Germany's Siemens has won a big contract to tame the traffic in Wuhan, capital of Hubei province and China's fifth largest city.
The deal, worth 82m yuan, will provide 420 road junctions in Wuhan
with a hi-tech traffic control infrastructure complete with CCTV
monitoring, traffic detection, traffic lights and a communication
system linking a main control centre with and 2 sub-centres in Wuhan.
The system aims to coordinate traffic signal timing to increase
traffic flow and reduce delay at road junctions, helping to optimise
journey times and improve the efficiency of the transport network.
Wuhan, like a lot of China's second-tier cities, has seen an explosion
of growth in recent years and its road are gridlocked — more on

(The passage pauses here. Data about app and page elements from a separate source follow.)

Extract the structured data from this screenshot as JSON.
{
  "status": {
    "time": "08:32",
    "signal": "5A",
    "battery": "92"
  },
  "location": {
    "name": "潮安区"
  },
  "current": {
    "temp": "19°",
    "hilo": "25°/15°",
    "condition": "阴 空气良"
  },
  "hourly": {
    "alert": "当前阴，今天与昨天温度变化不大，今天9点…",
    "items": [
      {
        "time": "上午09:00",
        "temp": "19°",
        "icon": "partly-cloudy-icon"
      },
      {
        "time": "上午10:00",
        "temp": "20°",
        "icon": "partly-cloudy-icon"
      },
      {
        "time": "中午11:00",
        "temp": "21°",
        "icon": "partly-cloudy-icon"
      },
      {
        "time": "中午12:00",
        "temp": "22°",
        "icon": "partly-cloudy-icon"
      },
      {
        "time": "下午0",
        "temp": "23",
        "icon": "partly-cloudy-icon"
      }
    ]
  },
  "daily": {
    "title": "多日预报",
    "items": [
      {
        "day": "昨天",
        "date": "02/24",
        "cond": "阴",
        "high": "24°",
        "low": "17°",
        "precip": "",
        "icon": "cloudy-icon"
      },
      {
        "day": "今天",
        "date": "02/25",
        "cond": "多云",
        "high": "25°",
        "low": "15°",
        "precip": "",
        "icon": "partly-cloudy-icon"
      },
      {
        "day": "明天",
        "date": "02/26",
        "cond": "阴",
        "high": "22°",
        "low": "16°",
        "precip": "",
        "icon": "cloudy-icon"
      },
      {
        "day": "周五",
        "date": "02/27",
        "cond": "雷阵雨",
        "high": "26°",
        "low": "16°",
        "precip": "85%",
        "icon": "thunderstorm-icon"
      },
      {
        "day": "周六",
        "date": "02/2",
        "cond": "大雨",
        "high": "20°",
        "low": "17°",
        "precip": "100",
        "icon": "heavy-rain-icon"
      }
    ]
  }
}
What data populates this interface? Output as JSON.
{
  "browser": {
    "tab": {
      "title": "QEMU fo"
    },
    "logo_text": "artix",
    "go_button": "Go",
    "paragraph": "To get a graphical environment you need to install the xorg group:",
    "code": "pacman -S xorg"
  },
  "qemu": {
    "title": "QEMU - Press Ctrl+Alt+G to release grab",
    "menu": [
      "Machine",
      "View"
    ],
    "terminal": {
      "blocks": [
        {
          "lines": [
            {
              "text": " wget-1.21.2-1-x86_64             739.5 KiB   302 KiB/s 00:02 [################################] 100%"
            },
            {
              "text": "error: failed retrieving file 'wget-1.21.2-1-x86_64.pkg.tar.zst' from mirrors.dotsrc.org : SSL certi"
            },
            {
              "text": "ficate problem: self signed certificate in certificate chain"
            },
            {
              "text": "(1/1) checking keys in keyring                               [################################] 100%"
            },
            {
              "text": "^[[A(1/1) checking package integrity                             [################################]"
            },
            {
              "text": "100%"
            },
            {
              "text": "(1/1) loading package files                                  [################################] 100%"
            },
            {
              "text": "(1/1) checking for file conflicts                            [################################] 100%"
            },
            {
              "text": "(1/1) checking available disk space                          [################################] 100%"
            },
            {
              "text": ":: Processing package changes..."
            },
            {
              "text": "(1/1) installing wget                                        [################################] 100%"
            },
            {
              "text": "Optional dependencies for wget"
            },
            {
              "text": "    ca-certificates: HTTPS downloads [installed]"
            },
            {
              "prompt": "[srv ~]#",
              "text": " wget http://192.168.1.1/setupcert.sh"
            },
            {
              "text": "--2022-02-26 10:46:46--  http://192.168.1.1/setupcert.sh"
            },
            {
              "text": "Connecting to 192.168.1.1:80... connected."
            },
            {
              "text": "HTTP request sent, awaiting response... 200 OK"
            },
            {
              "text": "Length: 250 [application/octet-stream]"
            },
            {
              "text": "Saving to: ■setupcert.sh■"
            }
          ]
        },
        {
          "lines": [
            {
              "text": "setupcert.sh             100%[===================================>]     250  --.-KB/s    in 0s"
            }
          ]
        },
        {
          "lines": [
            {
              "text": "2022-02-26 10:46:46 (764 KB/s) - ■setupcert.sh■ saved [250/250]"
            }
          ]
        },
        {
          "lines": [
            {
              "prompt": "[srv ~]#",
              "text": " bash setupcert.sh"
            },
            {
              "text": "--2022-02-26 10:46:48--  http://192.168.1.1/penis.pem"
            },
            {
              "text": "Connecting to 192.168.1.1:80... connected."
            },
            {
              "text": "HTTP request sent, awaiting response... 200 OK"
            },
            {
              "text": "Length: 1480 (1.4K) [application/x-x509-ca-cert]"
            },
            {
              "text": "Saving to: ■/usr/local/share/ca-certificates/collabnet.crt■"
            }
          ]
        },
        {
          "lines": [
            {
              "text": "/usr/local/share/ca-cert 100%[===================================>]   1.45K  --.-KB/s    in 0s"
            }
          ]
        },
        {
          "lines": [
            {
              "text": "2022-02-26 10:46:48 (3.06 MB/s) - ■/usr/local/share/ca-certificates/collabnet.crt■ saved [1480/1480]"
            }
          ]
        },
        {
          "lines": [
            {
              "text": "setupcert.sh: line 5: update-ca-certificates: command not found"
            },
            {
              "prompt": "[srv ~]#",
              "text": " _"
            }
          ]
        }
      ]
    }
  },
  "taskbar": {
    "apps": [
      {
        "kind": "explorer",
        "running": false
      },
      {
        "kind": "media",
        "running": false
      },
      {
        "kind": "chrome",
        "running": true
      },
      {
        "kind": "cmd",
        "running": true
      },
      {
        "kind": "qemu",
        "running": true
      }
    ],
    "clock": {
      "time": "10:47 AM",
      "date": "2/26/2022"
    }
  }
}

Wuhan's traffic and environmental problems in this BBC News story.
According to Siemens, this is its biggest such contract in China for intelligent traffic control systems. But EngagingChina
was more interested to discover that the World Bank is funding this
project. Hi-tech traffic control is not the type of worthy development
project usually associated with the World Bank, whose motto is “a world
free of poverty”.
But the World Bank also helps middle-income countries like China
through the International Bank for Reconstruction and Development
(IBRD) , which financed this particular project in Wuhan.
Nevertheless, EngagingChina is surprised to see that the World Bank
is prepared to pay for a solution to a problem — traffic — that has
nothing to do with poverty but is in fact due solely to China's